--- RECORDS ---

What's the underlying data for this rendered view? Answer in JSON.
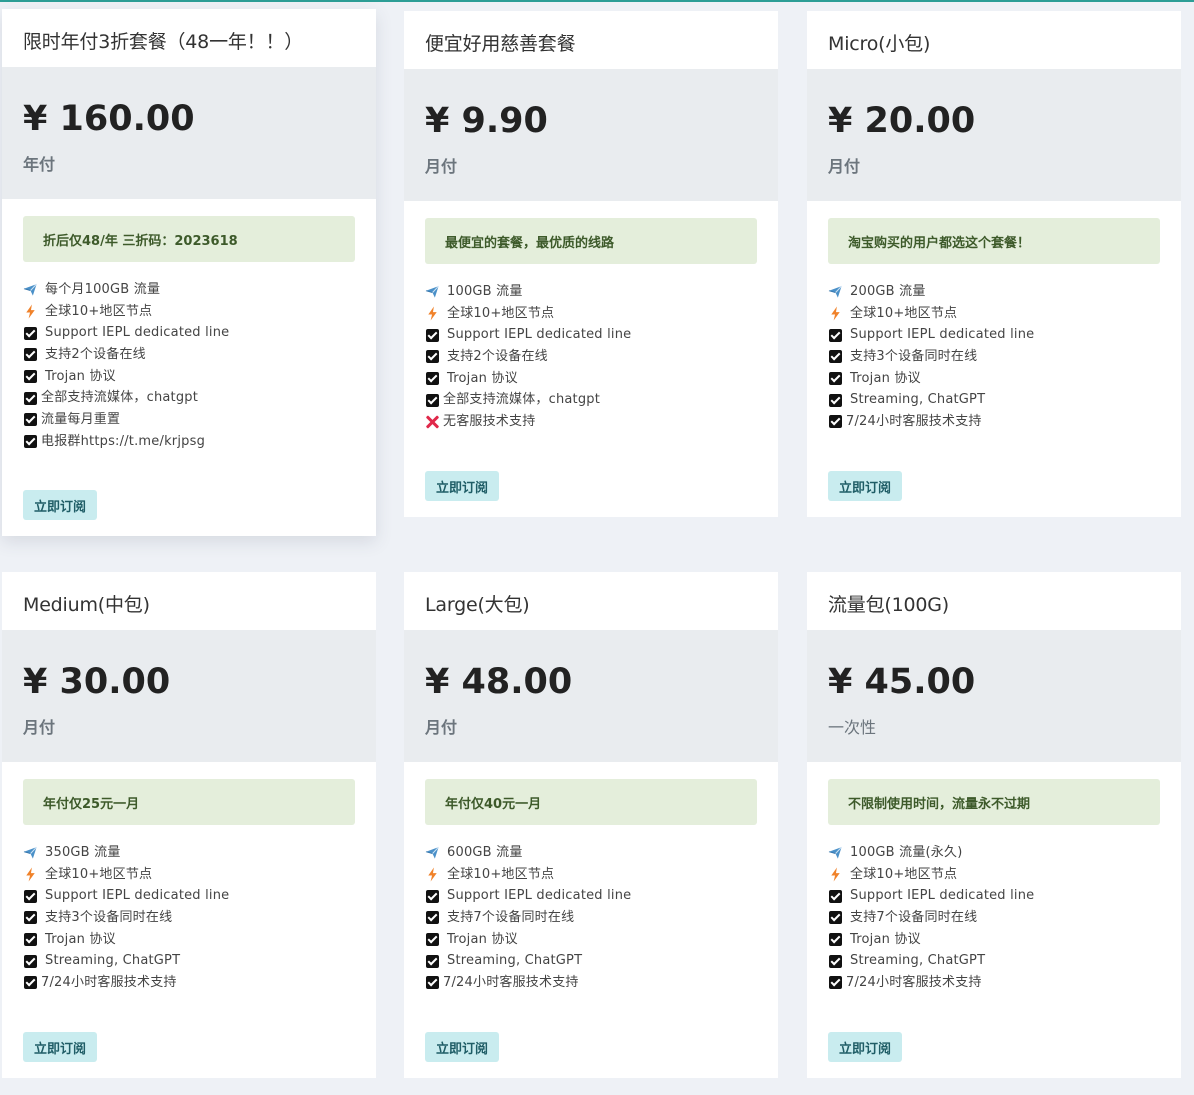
{
  "plans": [
    {
      "title": "限时年付3折套餐（48一年！！）",
      "price": "¥ 160.00",
      "period": "年付",
      "note": "折后仅48/年 三折码：2023618",
      "features": [
        {
          "icon": "plane-icon",
          "text": "每个月100GB 流量"
        },
        {
          "icon": "lightning-icon",
          "text": "全球10+地区节点"
        },
        {
          "icon": "check-icon",
          "text": "Support IEPL dedicated line"
        },
        {
          "icon": "check-icon",
          "text": "支持2个设备在线"
        },
        {
          "icon": "check-icon",
          "text": "Trojan 协议"
        },
        {
          "icon": "check-icon",
          "text": "全部支持流媒体，chatgpt"
        },
        {
          "icon": "check-icon",
          "text": "流量每月重置"
        },
        {
          "icon": "check-icon",
          "text": "电报群https://t.me/krjpsg"
        }
      ],
      "button": "立即订阅"
    },
    {
      "title": "便宜好用慈善套餐",
      "price": "¥ 9.90",
      "period": "月付",
      "note": "最便宜的套餐，最优质的线路",
      "features": [
        {
          "icon": "plane-icon",
          "text": "100GB 流量"
        },
        {
          "icon": "lightning-icon",
          "text": "全球10+地区节点"
        },
        {
          "icon": "check-icon",
          "text": "Support IEPL dedicated line"
        },
        {
          "icon": "check-icon",
          "text": "支持2个设备在线"
        },
        {
          "icon": "check-icon",
          "text": "Trojan 协议"
        },
        {
          "icon": "check-icon",
          "text": "全部支持流媒体，chatgpt"
        },
        {
          "icon": "cross-icon",
          "text": "无客服技术支持"
        }
      ],
      "button": "立即订阅"
    },
    {
      "title": "Micro(小包)",
      "price": "¥ 20.00",
      "period": "月付",
      "note": "淘宝购买的用户都选这个套餐！",
      "features": [
        {
          "icon": "plane-icon",
          "text": "200GB 流量"
        },
        {
          "icon": "lightning-icon",
          "text": "全球10+地区节点"
        },
        {
          "icon": "check-icon",
          "text": "Support IEPL dedicated line"
        },
        {
          "icon": "check-icon",
          "text": "支持3个设备同时在线"
        },
        {
          "icon": "check-icon",
          "text": "Trojan 协议"
        },
        {
          "icon": "check-icon",
          "text": "Streaming, ChatGPT"
        },
        {
          "icon": "check-icon",
          "text": "7/24小时客服技术支持"
        }
      ],
      "button": "立即订阅"
    },
    {
      "title": "Medium(中包)",
      "price": "¥ 30.00",
      "period": "月付",
      "note": "年付仅25元一月",
      "features": [
        {
          "icon": "plane-icon",
          "text": "350GB 流量"
        },
        {
          "icon": "lightning-icon",
          "text": "全球10+地区节点"
        },
        {
          "icon": "check-icon",
          "text": "Support IEPL dedicated line"
        },
        {
          "icon": "check-icon",
          "text": "支持3个设备同时在线"
        },
        {
          "icon": "check-icon",
          "text": "Trojan 协议"
        },
        {
          "icon": "check-icon",
          "text": "Streaming, ChatGPT"
        },
        {
          "icon": "check-icon",
          "text": "7/24小时客服技术支持"
        }
      ],
      "button": "立即订阅"
    },
    {
      "title": "Large(大包)",
      "price": "¥ 48.00",
      "period": "月付",
      "note": "年付仅40元一月",
      "features": [
        {
          "icon": "plane-icon",
          "text": "600GB 流量"
        },
        {
          "icon": "lightning-icon",
          "text": "全球10+地区节点"
        },
        {
          "icon": "check-icon",
          "text": "Support IEPL dedicated line"
        },
        {
          "icon": "check-icon",
          "text": "支持7个设备同时在线"
        },
        {
          "icon": "check-icon",
          "text": "Trojan 协议"
        },
        {
          "icon": "check-icon",
          "text": "Streaming, ChatGPT"
        },
        {
          "icon": "check-icon",
          "text": "7/24小时客服技术支持"
        }
      ],
      "button": "立即订阅"
    },
    {
      "title": "流量包(100G)",
      "price": "¥ 45.00",
      "period": "一次性",
      "note": "不限制使用时间，流量永不过期",
      "features": [
        {
          "icon": "plane-icon",
          "text": "100GB 流量(永久)"
        },
        {
          "icon": "lightning-icon",
          "text": "全球10+地区节点"
        },
        {
          "icon": "check-icon",
          "text": "Support IEPL dedicated line"
        },
        {
          "icon": "check-icon",
          "text": "支持7个设备同时在线"
        },
        {
          "icon": "check-icon",
          "text": "Trojan 协议"
        },
        {
          "icon": "check-icon",
          "text": "Streaming, ChatGPT"
        },
        {
          "icon": "check-icon",
          "text": "7/24小时客服技术支持"
        }
      ],
      "button": "立即订阅"
    }
  ],
  "colors": {
    "page_background": "#eef1f6",
    "price_band": "#e9ecef",
    "note_background": "#e4eedb",
    "button_background": "#c9ecef",
    "accent_topline": "#2d9e96"
  }
}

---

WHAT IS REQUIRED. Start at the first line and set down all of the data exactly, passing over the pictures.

RESPONSE TO THE TASK.
What's the underlying data for this rendered view? Answer in JSON.
{
  "plans": [
    {
      "title": "限时年付3折套餐（48一年！！）",
      "price": "¥ 160.00",
      "period": "年付",
      "note": "折后仅48/年 三折码：2023618",
      "features": [
        {
          "icon": "plane-icon",
          "text": "每个月100GB 流量"
        },
        {
          "icon": "lightning-icon",
          "text": "全球10+地区节点"
        },
        {
          "icon": "check-icon",
          "text": "Support IEPL dedicated line"
        },
        {
          "icon": "check-icon",
          "text": "支持2个设备在线"
        },
        {
          "icon": "check-icon",
          "text": "Trojan 协议"
        },
        {
          "icon": "check-icon",
          "text": "全部支持流媒体，chatgpt"
        },
        {
          "icon": "check-icon",
          "text": "流量每月重置"
        },
        {
          "icon": "check-icon",
          "text": "电报群https://t.me/krjpsg"
        }
      ],
      "button": "立即订阅"
    },
    {
      "title": "便宜好用慈善套餐",
      "price": "¥ 9.90",
      "period": "月付",
      "note": "最便宜的套餐，最优质的线路",
      "features": [
        {
          "icon": "plane-icon",
          "text": "100GB 流量"
        },
        {
          "icon": "lightning-icon",
          "text": "全球10+地区节点"
        },
        {
          "icon": "check-icon",
          "text": "Support IEPL dedicated line"
        },
        {
          "icon": "check-icon",
          "text": "支持2个设备在线"
        },
        {
          "icon": "check-icon",
          "text": "Trojan 协议"
        },
        {
          "icon": "check-icon",
          "text": "全部支持流媒体，chatgpt"
        },
        {
          "icon": "cross-icon",
          "text": "无客服技术支持"
        }
      ],
      "button": "立即订阅"
    },
    {
      "title": "Micro(小包)",
      "price": "¥ 20.00",
      "period": "月付",
      "note": "淘宝购买的用户都选这个套餐！",
      "features": [
        {
          "icon": "plane-icon",
          "text": "200GB 流量"
        },
        {
          "icon": "lightning-icon",
          "text": "全球10+地区节点"
        },
        {
          "icon": "check-icon",
          "text": "Support IEPL dedicated line"
        },
        {
          "icon": "check-icon",
          "text": "支持3个设备同时在线"
        },
        {
          "icon": "check-icon",
          "text": "Trojan 协议"
        },
        {
          "icon": "check-icon",
          "text": "Streaming, ChatGPT"
        },
        {
          "icon": "check-icon",
          "text": "7/24小时客服技术支持"
        }
      ],
      "button": "立即订阅"
    },
    {
      "title": "Medium(中包)",
      "price": "¥ 30.00",
      "period": "月付",
      "note": "年付仅25元一月",
      "features": [
        {
          "icon": "plane-icon",
          "text": "350GB 流量"
        },
        {
          "icon": "lightning-icon",
          "text": "全球10+地区节点"
        },
        {
          "icon": "check-icon",
          "text": "Support IEPL dedicated line"
        },
        {
          "icon": "check-icon",
          "text": "支持3个设备同时在线"
        },
        {
          "icon": "check-icon",
          "text": "Trojan 协议"
        },
        {
          "icon": "check-icon",
          "text": "Streaming, ChatGPT"
        },
        {
          "icon": "check-icon",
          "text": "7/24小时客服技术支持"
        }
      ],
      "button": "立即订阅"
    },
    {
      "title": "Large(大包)",
      "price": "¥ 48.00",
      "period": "月付",
      "note": "年付仅40元一月",
      "features": [
        {
          "icon": "plane-icon",
          "text": "600GB 流量"
        },
        {
          "icon": "lightning-icon",
          "text": "全球10+地区节点"
        },
        {
          "icon": "check-icon",
          "text": "Support IEPL dedicated line"
        },
        {
          "icon": "check-icon",
          "text": "支持7个设备同时在线"
        },
        {
          "icon": "check-icon",
          "text": "Trojan 协议"
        },
        {
          "icon": "check-icon",
          "text": "Streaming, ChatGPT"
        },
        {
          "icon": "check-icon",
          "text": "7/24小时客服技术支持"
        }
      ],
      "button": "立即订阅"
    },
    {
      "title": "流量包(100G)",
      "price": "¥ 45.00",
      "period": "一次性",
      "note": "不限制使用时间，流量永不过期",
      "features": [
        {
          "icon": "plane-icon",
          "text": "100GB 流量(永久)"
        },
        {
          "icon": "lightning-icon",
          "text": "全球10+地区节点"
        },
        {
          "icon": "check-icon",
          "text": "Support IEPL dedicated line"
        },
        {
          "icon": "check-icon",
          "text": "支持7个设备同时在线"
        },
        {
          "icon": "check-icon",
          "text": "Trojan 协议"
        },
        {
          "icon": "check-icon",
          "text": "Streaming, ChatGPT"
        },
        {
          "icon": "check-icon",
          "text": "7/24小时客服技术支持"
        }
      ],
      "button": "立即订阅"
    }
  ],
  "colors": {
    "page_background": "#eef1f6",
    "price_band": "#e9ecef",
    "note_background": "#e4eedb",
    "button_background": "#c9ecef",
    "accent_topline": "#2d9e96"
  }
}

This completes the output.